JamesM’s review published on Letterboxd:
The Terror is a film that cannot be properly discussed without mentioning its notoriously troubled production. Right after Roger Corman completed The Raven, he had Leo Gordon quickly come up with the basic plot of a Gothic horror film and shot all of Boris Karloff's scenes in two days. The plan was to come up with a proper script later and shoot the rest of the film at a convenient time, but things got messy and Corman ended up having a variety of directors complete the film. Francis Ford Coppola, Jack Hill, Monte Hellman, and Jack Nicholson (Corman claims that Nicholson directed for a day, although Hill denies that Nicholson ever directed) all ended up shooting scenes for the film.

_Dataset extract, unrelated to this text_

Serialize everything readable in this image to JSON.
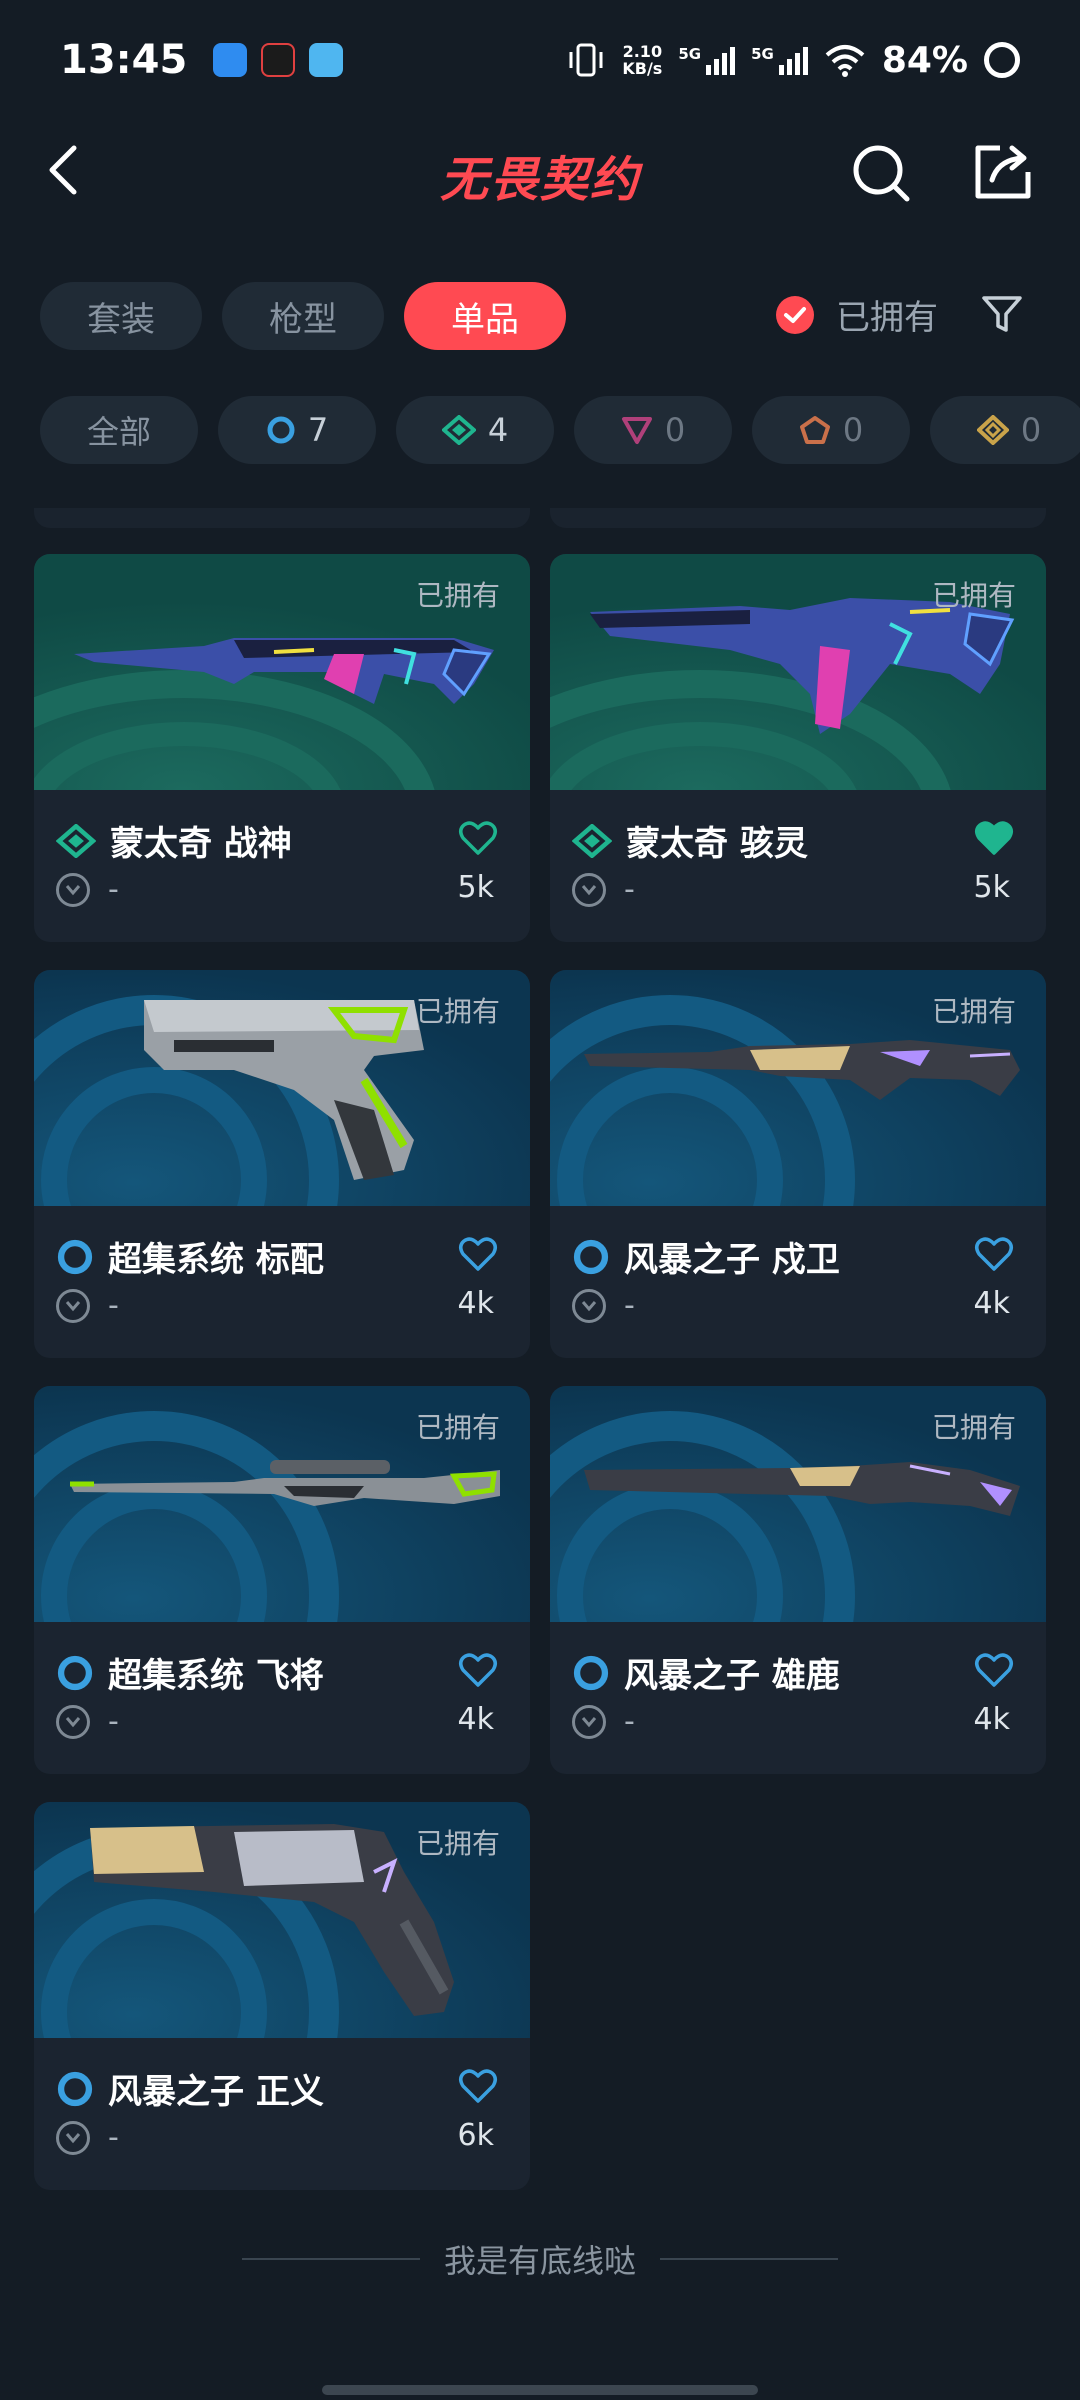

Considering that the production was so disorganized with numerous directors trying to shape Gordon's hodgepodge of Gothic cliches into something coherent, it's surprising that the film isn't unwatchable. Unsurprisingly, the film's plot is very weak, and about half of it is characters wordlessly walking around spooky sets/locations. However, Karloff's performance, the nice sets, and some weird, unintentionally funny scenes keep the film from becoming a bore, and during the last 10 minutes, the film becomes gloriously ridiculous schlock. There's an incredibly absurd twist at the end that you will never see coming unless someone has spoiled it for you; eat your heart out, M. Night Shyamalan.

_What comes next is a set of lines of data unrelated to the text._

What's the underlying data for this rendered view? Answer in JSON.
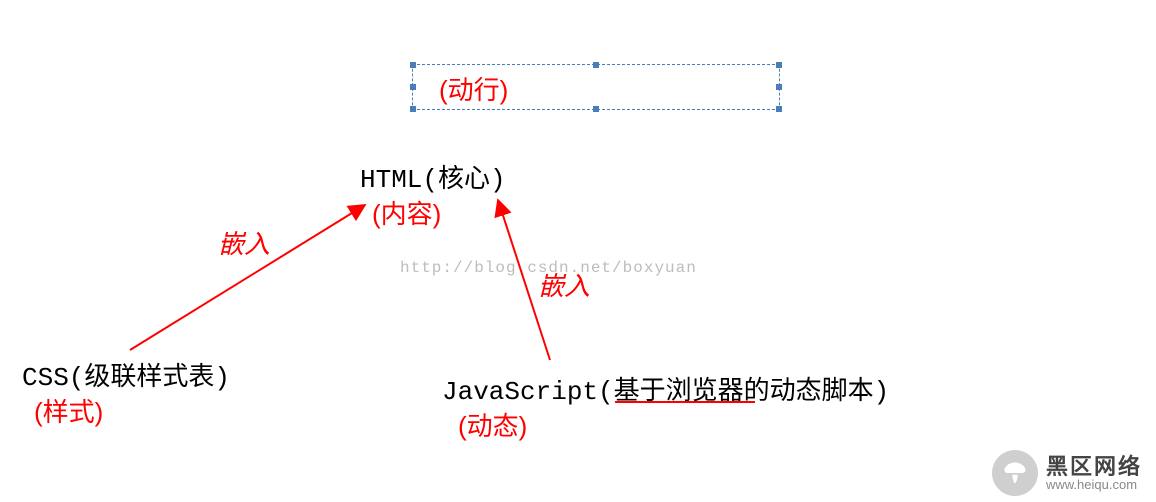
{
  "selected_box": {
    "label": "(动行)"
  },
  "nodes": {
    "html": {
      "title": "HTML(核心)",
      "subtitle": "(内容)"
    },
    "css": {
      "title": "CSS(级联样式表)",
      "subtitle": "(样式)"
    },
    "js": {
      "title": "JavaScript(基于浏览器的动态脚本)",
      "subtitle": "(动态)"
    }
  },
  "arrow_labels": {
    "left": "嵌入",
    "right": "嵌入"
  },
  "watermark": "http://blog.csdn.net/boxyuan",
  "logo": {
    "cn": "黑区网络",
    "en": "www.heiqu.com"
  }
}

The Terror is a mess, but it has a nice, old-fashioned Gothic horror atmosphere, and the last 10 minutes of it make it worth the price of admission. 4/10 (if the last part of the film wasn't so much fun, it would be a 3/10 or lower).